‘I always hoped that Responsible Travel could help to change tourism and make it more caring,’ says Responsible Travel founder Justin Francis, who got his wake up call in a career advertising tobacco and sugary cereals. He went on to learn the ropes of business as a force for social and environmental change at the feet of late ethical business pioneer Anita Roddick (of The Body Shop), before setting up his own business in 2001 to combine his business ethics with his love of travel.
Responsible Travel now helps travellers have authentic and life-enriching adventures, while ensuring that local communities, the environment and wildlife benefit. ‘Responsible Travel launched online four years before Facebook. It was early days for the internet and even earlier days for responsible tourism,’ says Francis. ‘Businesses are sceptical about whether their customers care about these issues, but by creating a commercially successful business based around responsible tourism, we proved there is real consumer demand.’
Responsible Travel is now the world’s largest marketing platform for ethical providers, selling around £20 million holidays a year. Its holidays – around 400 in 190 countries – are rigorously screened for their commitment to responsible tourism. Benefits are displayed to customers, who are briefed about key issues in the places they’re visiting and whose reviews provide an important audit.
‘There are a couple of other things we’ve done to try to create positive change in the travel industry,’ Francis told NOW. ‘One is a pat on the back for those doing great work (Responsible Travel founded The World Responsible Tourism Awards in 2004) and the other is a big stick in form of our activism and campaigns.’
Campaigns have included a halt on featuring holidays that include orphanage volunteering, elephant riding and orca or dolphin shows, and it has just become the first travel company to stop promoting holidays that visit zoos, after an independent survey showed that UK zoo visitors overestimate zoos’ contribution to conservation by tenfold – and almost 90% are concerned about the adverse effects of animals being held captive.
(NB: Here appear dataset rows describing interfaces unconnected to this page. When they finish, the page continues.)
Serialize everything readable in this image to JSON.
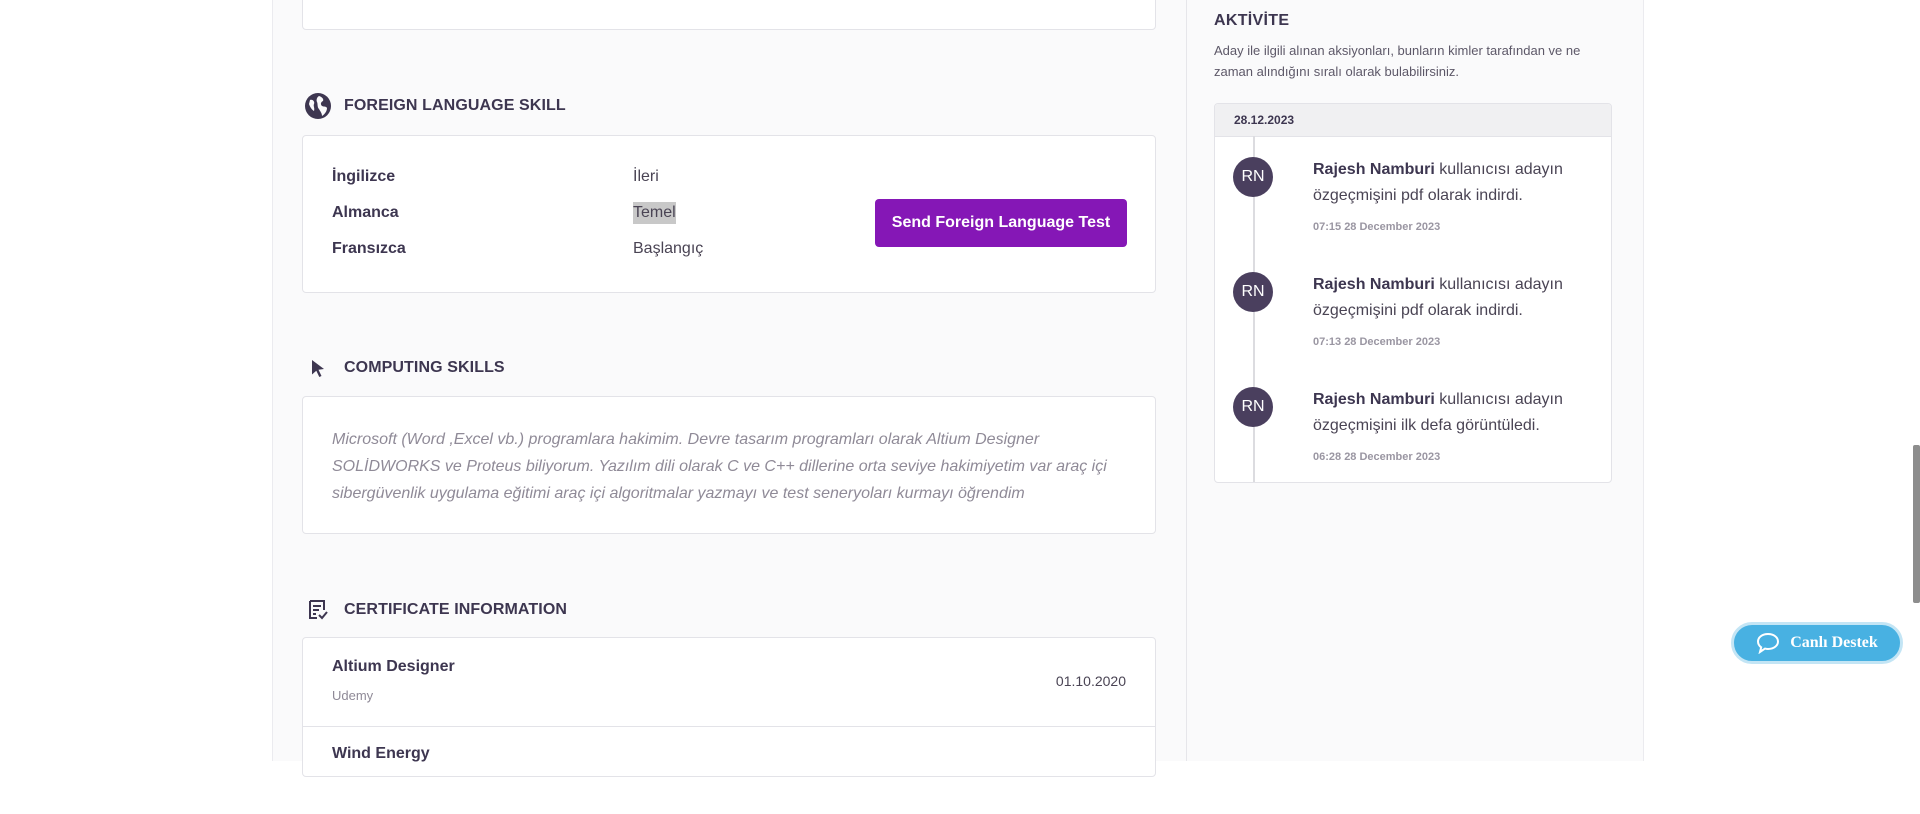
{
  "language_section": {
    "title": "FOREIGN LANGUAGE SKILL",
    "languages": [
      {
        "name": "İngilizce",
        "level": "İleri"
      },
      {
        "name": "Almanca",
        "level": "Temel"
      },
      {
        "name": "Fransızca",
        "level": "Başlangıç"
      }
    ],
    "send_button_label": "Send Foreign Language Test"
  },
  "computing_section": {
    "title": "COMPUTING SKILLS",
    "text": "Microsoft (Word ,Excel vb.) programlara hakimim. Devre tasarım programları olarak Altium Designer SOLİDWORKS ve Proteus biliyorum. Yazılım dili olarak C ve C++ dillerine orta seviye hakimiyetim var araç içi sibergüvenlik uygulama eğitimi araç içi algoritmalar yazmayı ve test seneryoları kurmayı öğrendim"
  },
  "certificate_section": {
    "title": "CERTIFICATE INFORMATION",
    "items": [
      {
        "title": "Altium Designer",
        "issuer": "Udemy",
        "date": "01.10.2020"
      },
      {
        "title": "Wind Energy",
        "issuer": "",
        "date": ""
      }
    ]
  },
  "activity": {
    "title": "AKTİVİTE",
    "description": "Aday ile ilgili alınan aksiyonları, bunların kimler tarafından ve ne zaman alındığını sıralı olarak bulabilirsiniz.",
    "date_group": "28.12.2023",
    "entries": [
      {
        "initials": "RN",
        "user": "Rajesh Namburi",
        "action": " kullanıcısı adayın özgeçmişini pdf olarak indirdi.",
        "time": "07:15 28 December 2023"
      },
      {
        "initials": "RN",
        "user": "Rajesh Namburi",
        "action": " kullanıcısı adayın özgeçmişini pdf olarak indirdi.",
        "time": "07:13 28 December 2023"
      },
      {
        "initials": "RN",
        "user": "Rajesh Namburi",
        "action": " kullanıcısı adayın özgeçmişini ilk defa görüntüledi.",
        "time": "06:28 28 December 2023"
      }
    ]
  },
  "live_support": {
    "label": "Canlı Destek"
  },
  "colors": {
    "accent": "#8517b6",
    "avatar": "#4a3f5e",
    "live_support": "#48b1e2"
  },
  "icons": {
    "language": "globe-icon",
    "computing": "cursor-icon",
    "certificate": "certificate-icon",
    "chat": "chat-bubble-icon"
  }
}
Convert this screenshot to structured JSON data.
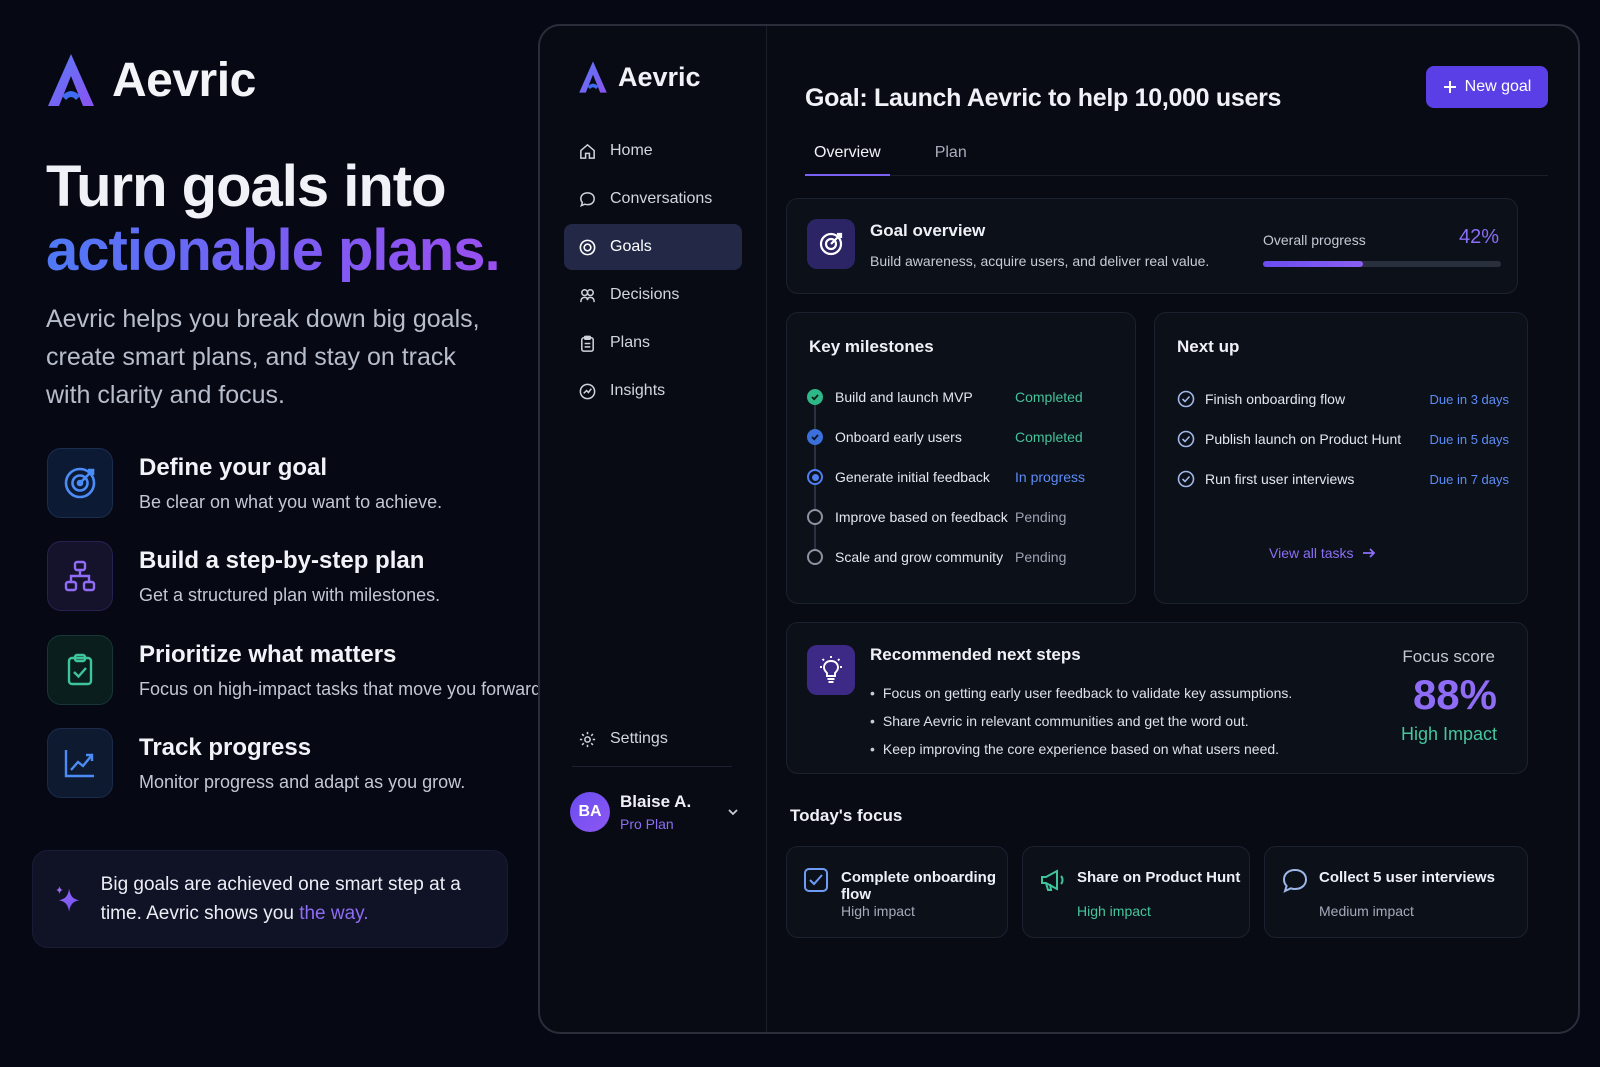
{
  "brand": {
    "name": "Aevric"
  },
  "hero": {
    "headline_line1": "Turn goals into",
    "headline_line2": "actionable plans.",
    "intro": "Aevric helps you break down big goals, create smart plans, and stay on track with clarity and focus."
  },
  "features": [
    {
      "icon": "target-icon",
      "title": "Define your goal",
      "desc": "Be clear on what you want to achieve."
    },
    {
      "icon": "hierarchy-icon",
      "title": "Build a step-by-step plan",
      "desc": "Get a structured plan with milestones."
    },
    {
      "icon": "clipboard-check-icon",
      "title": "Prioritize what matters",
      "desc": "Focus on high-impact tasks that move you forward."
    },
    {
      "icon": "chart-trend-icon",
      "title": "Track progress",
      "desc": "Monitor progress and adapt as you grow."
    }
  ],
  "quote": {
    "text_main": "Big goals are achieved one smart step at a time. Aevric shows you ",
    "highlight": "the way."
  },
  "app": {
    "brand": "Aevric",
    "nav": [
      {
        "label": "Home",
        "icon": "home-icon",
        "active": false
      },
      {
        "label": "Conversations",
        "icon": "chat-icon",
        "active": false
      },
      {
        "label": "Goals",
        "icon": "target-icon",
        "active": true
      },
      {
        "label": "Decisions",
        "icon": "decisions-icon",
        "active": false
      },
      {
        "label": "Plans",
        "icon": "clipboard-icon",
        "active": false
      },
      {
        "label": "Insights",
        "icon": "insights-icon",
        "active": false
      }
    ],
    "settings_label": "Settings",
    "user": {
      "initials": "BA",
      "name": "Blaise A.",
      "plan": "Pro Plan"
    },
    "goal_title": "Goal: Launch Aevric to help 10,000 users",
    "new_goal_label": "New goal",
    "tabs": [
      {
        "label": "Overview",
        "active": true
      },
      {
        "label": "Plan",
        "active": false
      }
    ],
    "overview": {
      "title": "Goal overview",
      "desc": "Build awareness, acquire users, and deliver real value.",
      "progress_label": "Overall progress",
      "progress_text": "42%",
      "progress_value": 0.42
    },
    "milestones": {
      "title": "Key milestones",
      "items": [
        {
          "name": "Build and launch MVP",
          "status": "Completed",
          "state": "completed"
        },
        {
          "name": "Onboard early users",
          "status": "Completed",
          "state": "completed"
        },
        {
          "name": "Generate initial feedback",
          "status": "In progress",
          "state": "progress"
        },
        {
          "name": "Improve based on feedback",
          "status": "Pending",
          "state": "pending"
        },
        {
          "name": "Scale and grow community",
          "status": "Pending",
          "state": "pending"
        }
      ]
    },
    "next_up": {
      "title": "Next up",
      "items": [
        {
          "task": "Finish onboarding flow",
          "due": "Due in 3 days"
        },
        {
          "task": "Publish launch on Product Hunt",
          "due": "Due in 5 days"
        },
        {
          "task": "Run first user interviews",
          "due": "Due in 7 days"
        }
      ],
      "view_all": "View all tasks"
    },
    "recommended": {
      "title": "Recommended next steps",
      "items": [
        "Focus on getting early user feedback to validate key assumptions.",
        "Share Aevric in relevant communities and get the word out.",
        "Keep improving the core experience based on what users need."
      ],
      "focus_label": "Focus score",
      "focus_value": "88%",
      "impact": "High Impact"
    },
    "today": {
      "title": "Today's focus",
      "items": [
        {
          "title": "Complete onboarding flow",
          "impact": "High impact",
          "icon": "checkbox-icon"
        },
        {
          "title": "Share on Product Hunt",
          "impact": "High impact",
          "icon": "megaphone-icon"
        },
        {
          "title": "Collect 5 user interviews",
          "impact": "Medium impact",
          "icon": "chat-bubble-icon"
        }
      ]
    }
  },
  "colors": {
    "accent": "#5b3fe6",
    "accent_text": "#8a6ef6",
    "success": "#44c29a",
    "info": "#5c8cf5",
    "background": "#060913"
  }
}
A recent initiative – ‘Trip for a Trip’ – means for every holiday booked via their website (where the customer opts in), Responsible Travel funds a day trip for a disadvantaged child in a developing country.
‘The future of responsible tourism lies in finding innovative ways to make travel more accessible to all,’ says Francis, who is encouraging other travel businesses to adopt the scheme and by 2020 hopes to have given one million disadvantaged local children a great day out. ‘So far we’ve enabled children living beside a wildlife reserve in Swaziland to see zebras for the first time in their lives, and village children close to Angkor Wat in Cambodia have visited the iconic temples.’ It’s inspiring stuff.
Francis believes future change lies in destinations themselves planning more carefully, and tourists switching onto the issues involved. ‘The way to excite people about responsible tourism is through great film content, storytelling and examples.’ he says. ‘Responsible tourism is so not about having a guilt trip – it is about opening up people’s eyes to the ethical ways to travel in the world, which still tap into our dreams.’